It may be awkward, even offensive to many, to raise such questions. And the polarizing propensity of social media deter people further. Will what they say be used to belittle the suffering of Ukrainians, and even to blame it all on the West? Or, if I openly express my admiration for the courage of ordinary Russians, like the news editor Marina Ovsyannikova, who are standing up to the Russian propaganda machine at great risk to their lives, will this endanger the lives of the Russians whom I know?

Then there is the targeting of the assets of Russian oligarchs, companies and Putin’s henchmen. While this attracts huge media attention, it is unlikely to make much of a dent in their fortunes for the simple reason that much of the latter are hidden in the murky world of the “offshore” global financial system (of which I have had much to say on this Blog over the years). Russia has the world’s largest volume of dark money hidden abroad, about $1 trillion, both in absolute terms and as a percentage of its national GDP.

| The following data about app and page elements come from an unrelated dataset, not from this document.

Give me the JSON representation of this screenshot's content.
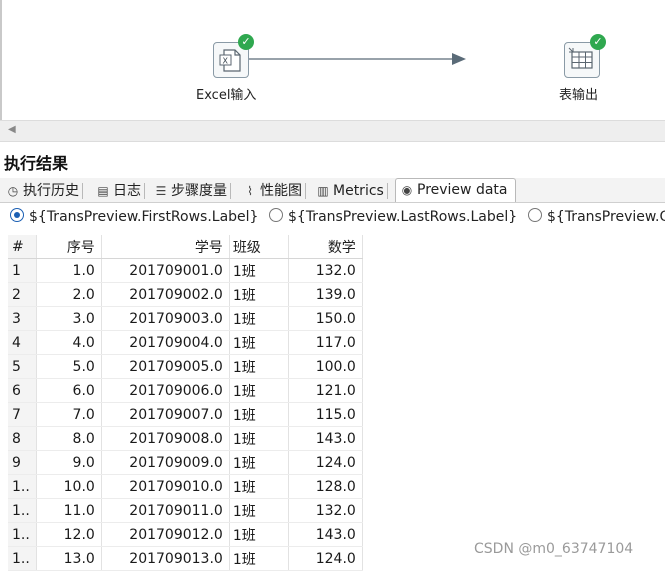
{
  "canvas": {
    "steps": [
      {
        "label": "Excel输入",
        "icon": "excel-file-icon",
        "status": "success"
      },
      {
        "label": "表输出",
        "icon": "table-output-icon",
        "status": "success"
      }
    ]
  },
  "results": {
    "title": "执行结果",
    "tabs": [
      {
        "label": "执行历史",
        "icon": "history-clock-icon"
      },
      {
        "label": "日志",
        "icon": "log-document-icon"
      },
      {
        "label": "步骤度量",
        "icon": "step-metrics-icon"
      },
      {
        "label": "性能图",
        "icon": "performance-chart-icon"
      },
      {
        "label": "Metrics",
        "icon": "metrics-icon"
      },
      {
        "label": "Preview data",
        "icon": "eye-icon",
        "active": true
      }
    ],
    "preview_options": [
      {
        "label": "${TransPreview.FirstRows.Label}",
        "selected": true
      },
      {
        "label": "${TransPreview.LastRows.Label}",
        "selected": false
      },
      {
        "label": "${TransPreview.O",
        "selected": false
      }
    ],
    "table": {
      "columns": [
        "#",
        "序号",
        "学号",
        "班级",
        "数学"
      ],
      "rows": [
        [
          "1",
          "1.0",
          "201709001.0",
          "1班",
          "132.0"
        ],
        [
          "2",
          "2.0",
          "201709002.0",
          "1班",
          "139.0"
        ],
        [
          "3",
          "3.0",
          "201709003.0",
          "1班",
          "150.0"
        ],
        [
          "4",
          "4.0",
          "201709004.0",
          "1班",
          "117.0"
        ],
        [
          "5",
          "5.0",
          "201709005.0",
          "1班",
          "100.0"
        ],
        [
          "6",
          "6.0",
          "201709006.0",
          "1班",
          "121.0"
        ],
        [
          "7",
          "7.0",
          "201709007.0",
          "1班",
          "115.0"
        ],
        [
          "8",
          "8.0",
          "201709008.0",
          "1班",
          "143.0"
        ],
        [
          "9",
          "9.0",
          "201709009.0",
          "1班",
          "124.0"
        ],
        [
          "1..",
          "10.0",
          "201709010.0",
          "1班",
          "128.0"
        ],
        [
          "1..",
          "11.0",
          "201709011.0",
          "1班",
          "132.0"
        ],
        [
          "1..",
          "12.0",
          "201709012.0",
          "1班",
          "143.0"
        ],
        [
          "1..",
          "13.0",
          "201709013.0",
          "1班",
          "124.0"
        ]
      ]
    }
  },
  "watermark": "CSDN @m0_63747104",
  "colors": {
    "success": "#2fa84f",
    "hop": "#5a6b78",
    "radio_selected": "#1b5fb3"
  }
}
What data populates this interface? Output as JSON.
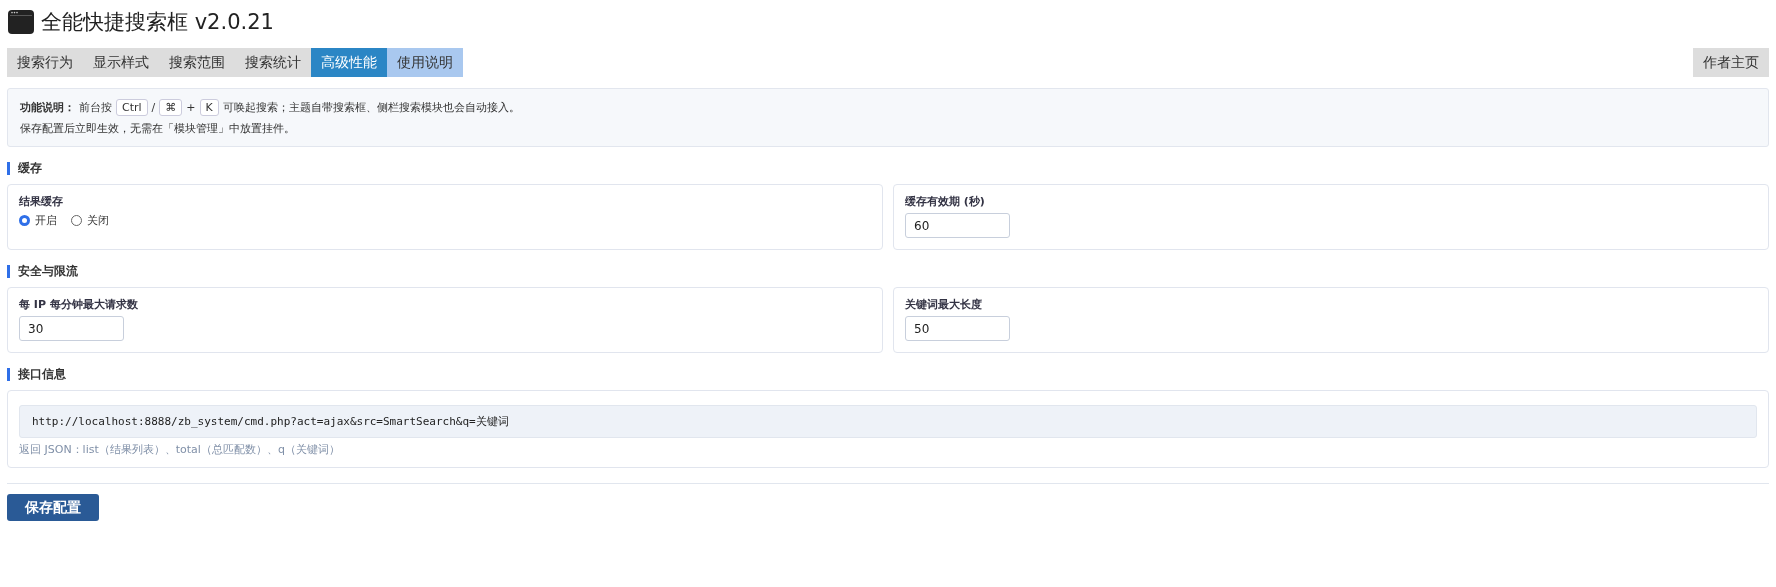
{
  "window": {
    "title": "全能快捷搜索框 v2.0.21"
  },
  "tabs": [
    {
      "label": "搜索行为",
      "selected": false,
      "kind": "plain"
    },
    {
      "label": "显示样式",
      "selected": false,
      "kind": "plain"
    },
    {
      "label": "搜索范围",
      "selected": false,
      "kind": "plain"
    },
    {
      "label": "搜索统计",
      "selected": false,
      "kind": "plain"
    },
    {
      "label": "高级性能",
      "selected": true,
      "kind": "plain"
    },
    {
      "label": "使用说明",
      "selected": false,
      "kind": "help"
    }
  ],
  "author_link": "作者主页",
  "notice": {
    "label": "功能说明：",
    "parts": [
      {
        "kind": "text",
        "text": "前台按"
      },
      {
        "kind": "key",
        "text": "Ctrl"
      },
      {
        "kind": "text",
        "text": "/"
      },
      {
        "kind": "key",
        "text": "⌘"
      },
      {
        "kind": "text",
        "text": "+"
      },
      {
        "kind": "key",
        "text": "K"
      },
      {
        "kind": "text",
        "text": "可唤起搜索；主题自带搜索框、侧栏搜索模块也会自动接入。"
      }
    ],
    "line2": "保存配置后立即生效，无需在「模块管理」中放置挂件。"
  },
  "sections": [
    {
      "title": "缓存",
      "kind": "fields",
      "fields": [
        {
          "kind": "radio",
          "label": "结果缓存",
          "options": [
            {
              "label": "开启",
              "selected": true
            },
            {
              "label": "关闭",
              "selected": false
            }
          ]
        },
        {
          "kind": "input",
          "label": "缓存有效期 (秒)",
          "value": "60"
        }
      ]
    },
    {
      "title": "安全与限流",
      "kind": "fields",
      "fields": [
        {
          "kind": "input",
          "label": "每 IP 每分钟最大请求数",
          "value": "30"
        },
        {
          "kind": "input",
          "label": "关键词最大长度",
          "value": "50"
        }
      ]
    },
    {
      "title": "接口信息",
      "kind": "api",
      "url": "http://localhost:8888/zb_system/cmd.php?act=ajax&src=SmartSearch&q=关键词",
      "note": "返回 JSON：list（结果列表）、total（总匹配数）、q（关键词）"
    }
  ],
  "save_button": "保存配置"
}
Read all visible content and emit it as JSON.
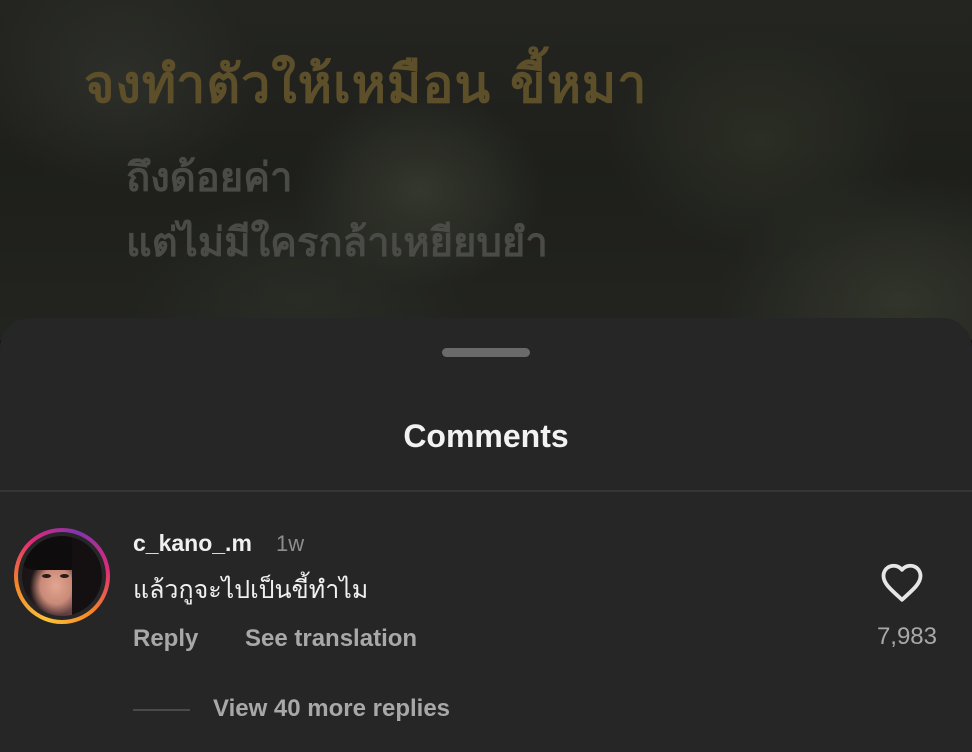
{
  "post": {
    "title": "จงทำตัวให้เหมือน ขี้หมา",
    "lines": [
      "ถึงด้อยค่า",
      "แต่ไม่มีใครกล้าเหยียบยำ"
    ]
  },
  "comments_sheet": {
    "title": "Comments",
    "comment": {
      "username": "c_kano_.m",
      "time": "1w",
      "text": "แล้วกูจะไปเป็นขี้ทำไม",
      "reply_label": "Reply",
      "translate_label": "See translation",
      "like_count": "7,983",
      "view_replies_label": "View 40 more replies"
    }
  },
  "icons": {
    "like": "heart-outline-icon"
  },
  "colors": {
    "sheet_bg": "#262626",
    "primary_text": "#f0f0f0",
    "secondary_text": "#a8a8a8",
    "post_title": "#5c4f2a"
  }
}
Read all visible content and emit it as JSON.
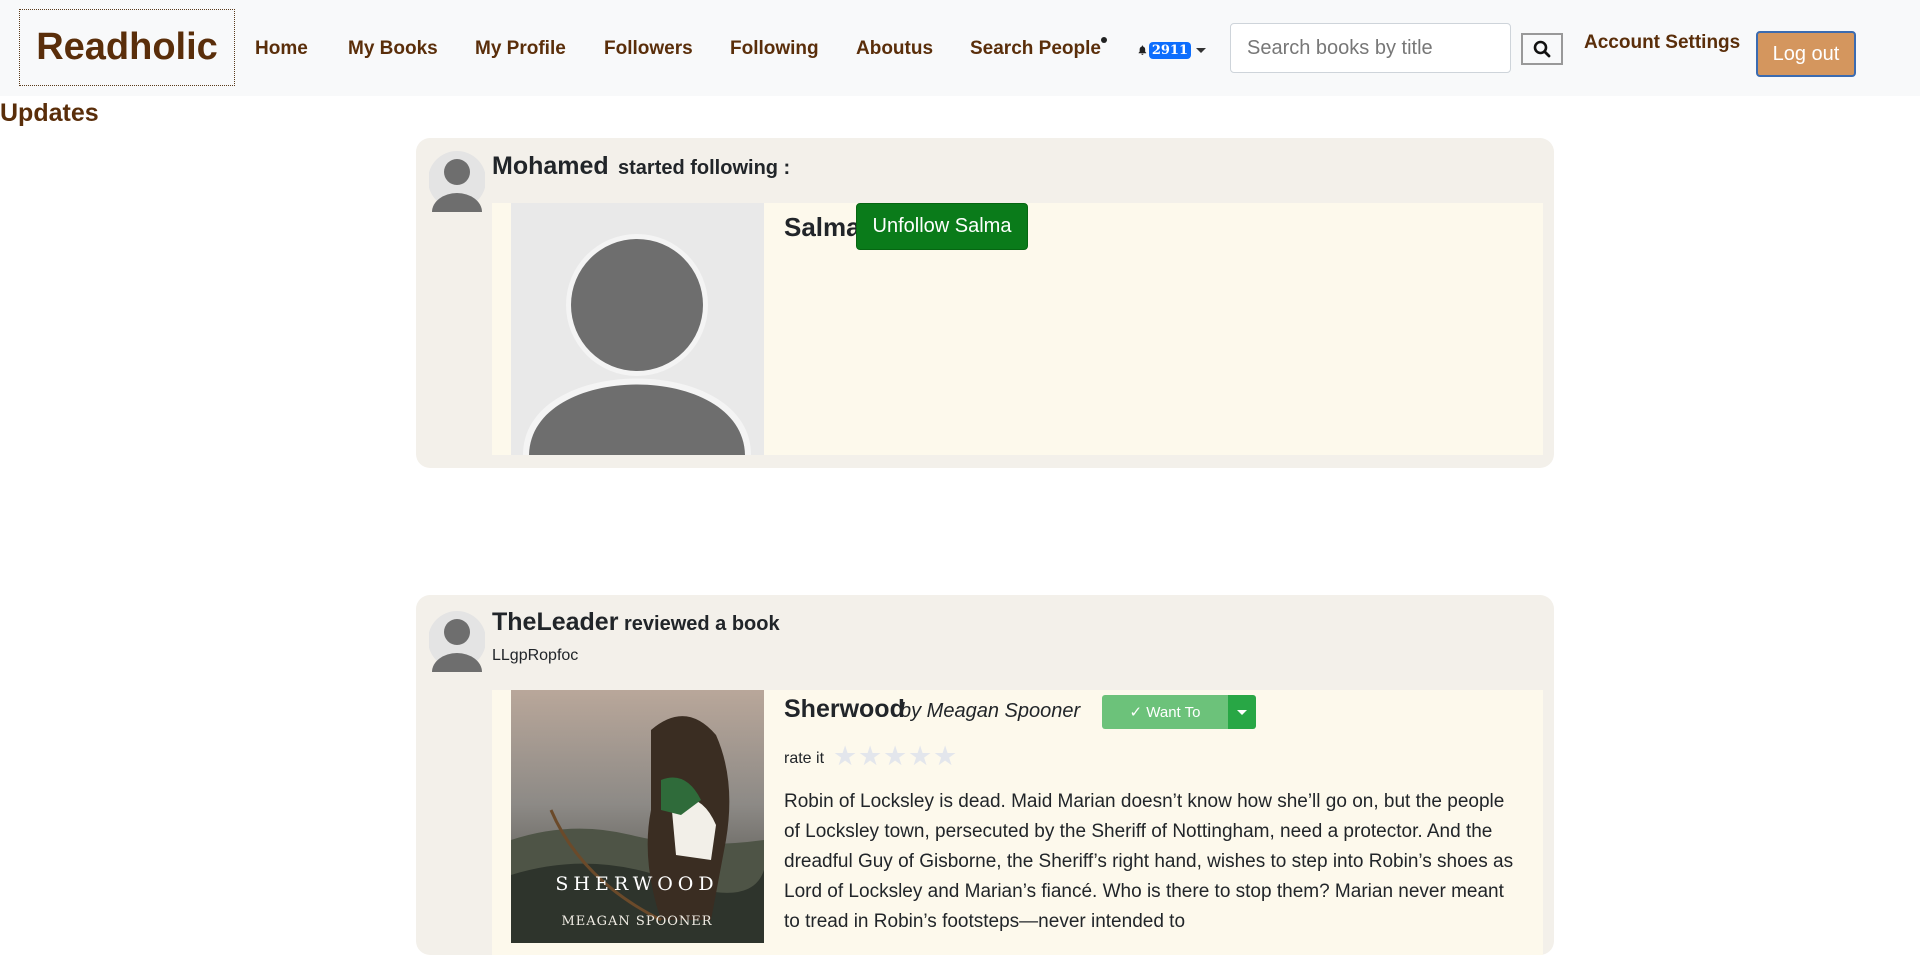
{
  "navbar": {
    "brand": "Readholic",
    "links": [
      "Home",
      "My Books",
      "My Profile",
      "Followers",
      "Following",
      "Aboutus",
      "Search People"
    ],
    "notification_count": "2911",
    "search_placeholder": "Search books by title",
    "account_settings": "Account Settings",
    "logout": "Log out"
  },
  "page": {
    "heading": "Updates"
  },
  "updates": [
    {
      "user": "Mohamed",
      "action": "started following :",
      "target_name": "Salma",
      "button_label": "Unfollow Salma"
    },
    {
      "user": "TheLeader",
      "action": "reviewed a book",
      "review_text": "LLgpRopfoc",
      "book_title": "Sherwood",
      "book_author": "by Meagan Spooner",
      "cover_title": "SHERWOOD",
      "cover_author": "MEAGAN SPOONER",
      "shelf_button": "✓ Want To",
      "rate_label": "rate it",
      "rating": 0,
      "description": "Robin of Locksley is dead. Maid Marian doesn’t know how she’ll go on, but the people of Locksley town, persecuted by the Sheriff of Nottingham, need a protector. And the dreadful Guy of Gisborne, the Sheriff’s right hand, wishes to step into Robin’s shoes as Lord of Locksley and Marian’s fiancé. Who is there to stop them? Marian never meant to tread in Robin’s footsteps—never intended to"
    }
  ],
  "colors": {
    "brand": "#5a2e0a",
    "logout_bg": "#d4965e",
    "unfollow_bg": "#0a7b1a",
    "badge": "#0d6efd",
    "want_btn": "#6cc27a"
  }
}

The Panama papers, followed by the Pandora Papers, exposed the staggering levels of wealth secreted away in tax havens and money laundering centres in the Caribbean (several of which are US or British protectorates) and the United Arab Emirates, not to mention anonymous, numbered bank accounts in other jurisdictions, including Europe and Southeast Asia. It is because Western corporations, politicians and the “super-rich”- and their equivalents in the rest of the world- benefit from this corrupt financial system that little or no action has been taken to clean it up and return wealth that has been siphoned away from poorer nations.

I live in a country that is experiencing its worst economic crisis in living memory. It stems from a combination of factors: economic mismanagement and incompetence, the collapse of tourism because of the Covid pandemic, corruption and a poor tax regime, heavy dependence on China which lends at excessive interest rates. The crisis is now exacerbated by the Ukrainian war, as fuel prices soar and trade with Ukraine and Russia (which, together, account for twenty per cent of all our tea exports) grinds to a halt. I am sure there are many other small countries facing similar plights, but which are rarely reported in the Western media which claim to be global media. Which international agency will track and freeze the illicit fortunes of the Sri Lankan politicians and businessmen that have been salted away in “offshore” tax havens? Will the Ukraine war be a wake-up call to the UN or the IMF to overhaul the banking system, strengthening transparency laws and closing all the existing loopholes? I doubt it.



June 2023